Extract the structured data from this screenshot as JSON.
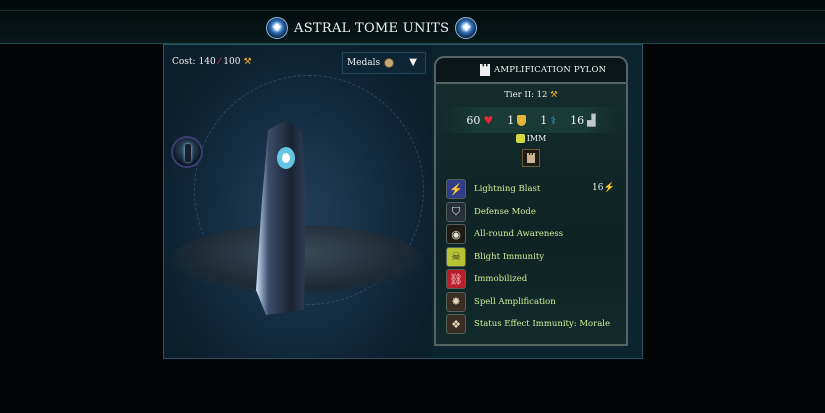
{
  "header": {
    "title": "ASTRAL TOME UNITS"
  },
  "unit_view": {
    "cost_label": "Cost:",
    "cost_mana": "140",
    "cost_gold": "100",
    "medals_select": {
      "label": "Medals",
      "caret": "▼"
    }
  },
  "card": {
    "name": "AMPLIFICATION PYLON",
    "tier": "Tier II: 12",
    "stats": {
      "hp": "60",
      "defense": "1",
      "resistance": "1",
      "movement": "16"
    },
    "immunity_tag": "IMM",
    "abilities": [
      {
        "label": "Lightning Blast",
        "value": "16",
        "icon": "lightning-blast-icon",
        "color": "#2f3c8a"
      },
      {
        "label": "Defense Mode",
        "icon": "shield-icon",
        "color": "#2a3038"
      },
      {
        "label": "All-round Awareness",
        "icon": "eye-icon",
        "color": "#1e1a14"
      },
      {
        "label": "Blight Immunity",
        "icon": "skull-icon",
        "color": "#b8c235"
      },
      {
        "label": "Immobilized",
        "icon": "chain-icon",
        "color": "#b81f2a"
      },
      {
        "label": "Spell Amplification",
        "icon": "burst-icon",
        "color": "#3a2e24"
      },
      {
        "label": "Status Effect Immunity: Morale",
        "icon": "mask-icon",
        "color": "#3a2e24"
      }
    ]
  },
  "colors": {
    "accent_green": "#d4ef9c",
    "gold": "#f0b22a",
    "panel_bg": "#0c2330"
  }
}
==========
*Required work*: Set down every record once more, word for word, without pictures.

*Worked solution*:
Extract the structured data from this screenshot as JSON.
{
  "header": {
    "title": "ASTRAL TOME UNITS"
  },
  "unit_view": {
    "cost_label": "Cost:",
    "cost_mana": "140",
    "cost_gold": "100",
    "medals_select": {
      "label": "Medals",
      "caret": "▼"
    }
  },
  "card": {
    "name": "AMPLIFICATION PYLON",
    "tier": "Tier II: 12",
    "stats": {
      "hp": "60",
      "defense": "1",
      "resistance": "1",
      "movement": "16"
    },
    "immunity_tag": "IMM",
    "abilities": [
      {
        "label": "Lightning Blast",
        "value": "16",
        "icon": "lightning-blast-icon",
        "color": "#2f3c8a"
      },
      {
        "label": "Defense Mode",
        "icon": "shield-icon",
        "color": "#2a3038"
      },
      {
        "label": "All-round Awareness",
        "icon": "eye-icon",
        "color": "#1e1a14"
      },
      {
        "label": "Blight Immunity",
        "icon": "skull-icon",
        "color": "#b8c235"
      },
      {
        "label": "Immobilized",
        "icon": "chain-icon",
        "color": "#b81f2a"
      },
      {
        "label": "Spell Amplification",
        "icon": "burst-icon",
        "color": "#3a2e24"
      },
      {
        "label": "Status Effect Immunity: Morale",
        "icon": "mask-icon",
        "color": "#3a2e24"
      }
    ]
  },
  "colors": {
    "accent_green": "#d4ef9c",
    "gold": "#f0b22a",
    "panel_bg": "#0c2330"
  }
}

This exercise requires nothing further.